Rajan (Sathyan) is a real terror in his village. Emotional setbacks in his life were responsible for his delinquent nature. Rajan was in love with Radha (Ambika) and they wished to get married. But their dream is not realised. Rajan's brother Gopala Pillai (Kottayam Chellappan) marries Radha. Neglected and deceived by his own brother, lover and family members Rajan turns delinquent. He is ordered out of his house by his mother (Adoor Bhavani). Gopala Pillai manipulates the situation and amasses a major portion of the ancestral property. He then breaks away from the family and settles to live along with his wife.

Rajan's mother and sister are reduced to penury. Their only source of help is Vasu (P. J. Antony), a labourer. Gopala Pillai becomes a rich contractor and is involved in all sorts of activities against labourers. This turns Vasu against Gopala Pillai. Meanwhile, Rajan attempts to molest Chellamma (Miss Kumari), a Harijan girl. Chellamma manages to escape the attempt but the incident stuns her.

Gopala Pillai still nurses an enmity with his brother. He suspects that his wife Radha was still in love with Rajan. Gopala Pillai decides to do away with Rajan. He hires a few goons and has Rajan beaten up severely. The timely help given to Rajan by Chellamma, who offers to give him shelter in her hut, saves him. Gradually Rajan regains his health. The love and affection showered on him by Chellamma and Vasu Vasu brings about a change in his character. Rajan even falls in love with Chellamma.

Vasu organises a labour strike against the unjust activities of Gopala Pillai and his men. Karadi Kuttappan (P. A. Thomas), one of Gopala Pillai's thugs is murdered in a conflict between the labourers and Gopala Pillai's men. Vasu is arrested and the police launch a search for Rajan who goes into hiding. Now Rajan thinks that the society and his family need Vasu more than him. Overcome by the affection that the people seem to have for Vasu, Rajan turns himself to the police. He entrusts Chellamma, whom he loves more than his life, to his mother.

The film is one of the best social movies in the language, which told boldly the real life struggles of workers, projected social evils like untouchability etc. Some of the emotionally charged scenes, like the climax where Rajan entrusts his beloved to his mother, and taking a cup of coffee from Radha, his sister-in-law, with whom he had misbehaved earlier were impressive.

The film was shot at Vijaya and Vauhini Studios.

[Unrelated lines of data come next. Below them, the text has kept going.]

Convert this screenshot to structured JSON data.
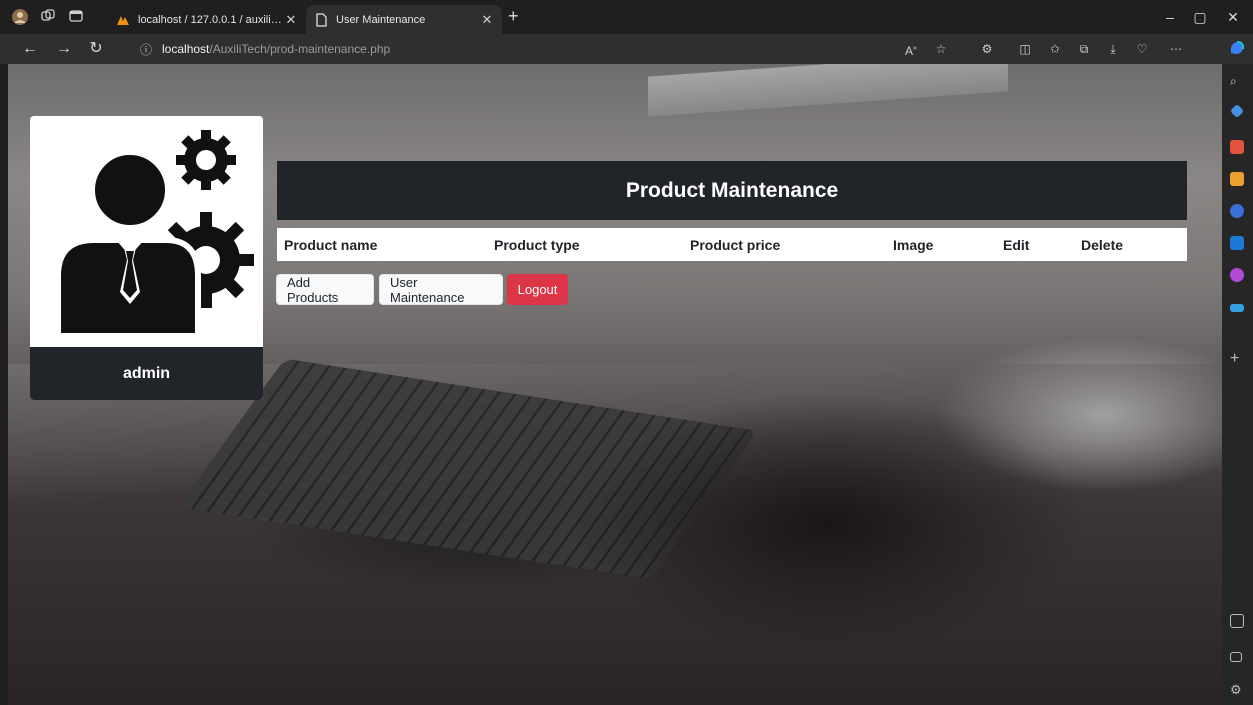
{
  "browser": {
    "tabs": [
      {
        "title": "localhost / 127.0.0.1 / auxilitech",
        "active": false
      },
      {
        "title": "User Maintenance",
        "active": true
      }
    ],
    "address": {
      "host": "localhost",
      "path": "/AuxiliTech/prod-maintenance.php"
    }
  },
  "profile": {
    "username": "admin"
  },
  "page": {
    "title": "Product Maintenance"
  },
  "table": {
    "columns": [
      "Product name",
      "Product type",
      "Product price",
      "Image",
      "Edit",
      "Delete"
    ]
  },
  "actions": {
    "add_products": "Add Products",
    "user_maintenance": "User Maintenance",
    "logout": "Logout"
  },
  "colors": {
    "dark": "#212529",
    "danger": "#dc3545",
    "light": "#f8f9fa"
  }
}
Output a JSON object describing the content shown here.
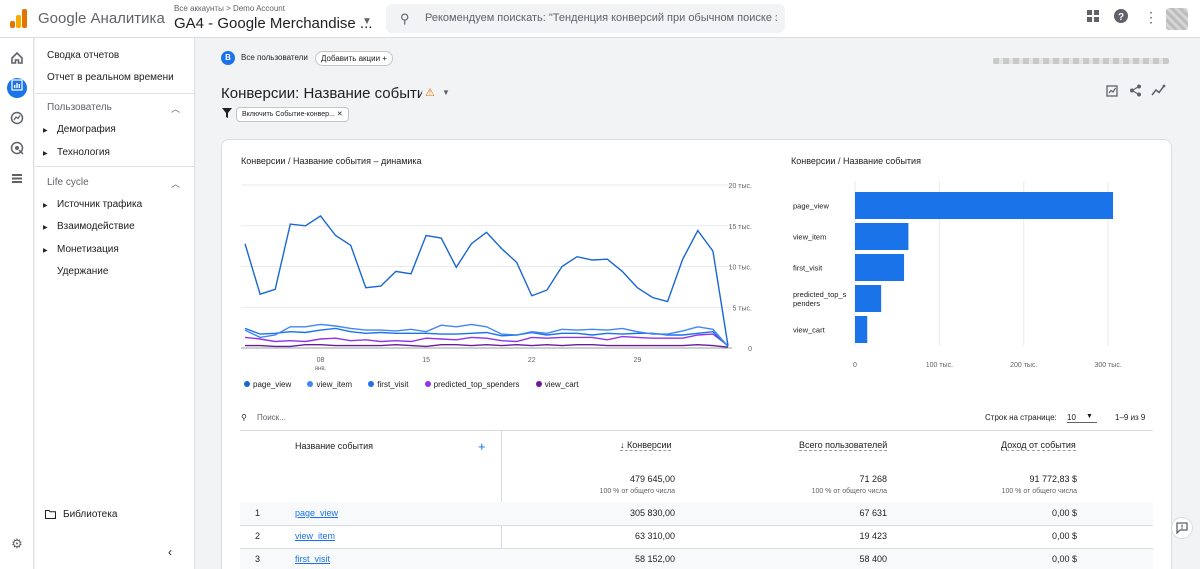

Vincent's remarkable camerawork sets the tone of the film right from the opening scene, in which Rajan lights a cigarette in the darkness and tries to molest Chellamma. His work is considered one of the best in black and white Malayalam cinema. Sathyan, P. J. Antony, Miss Kumari and Adoor Bhavani excelled in their roles. In fact, Sathyan's powerful performance as the delinquent younger brother in the family was later extended into the definitive element in Kariat's ‘Chemmeen'. A dance sequence by Ambika was another highlight of the film.

The film was noted at the national level and won the President's Silver Medal, for regional films, in 1961.

Baburaj's music was outstanding. Out of the 11 songs, ten of them were penned by P. Bhaskaran. The dance numbers ‘Potti chirikkaruthe chilanke...' ( P Leela) and ‘Chanchala chanchala sundara..' (Leela- Kaviyoor Revamma) were instant hits. ‘Thengidalle thengildalle...' (Santha P. Nair), ‘Ethra manoharam aanaviduthe...' (Santha P. Nair) were the other hits. The song ‘Ethra manoharam...' written by G. Sankara Kurup was taken from his translation of Rabindranath Tagore's ‘Gitanjali.'

Will be remembered: As the first play by Thoppil Bhasi to be made into a film. The debut film of Adoor Bhasi and art director S. Konnanat. For Sathyan's brilliant performance and as the film to win the President's Silver Medal.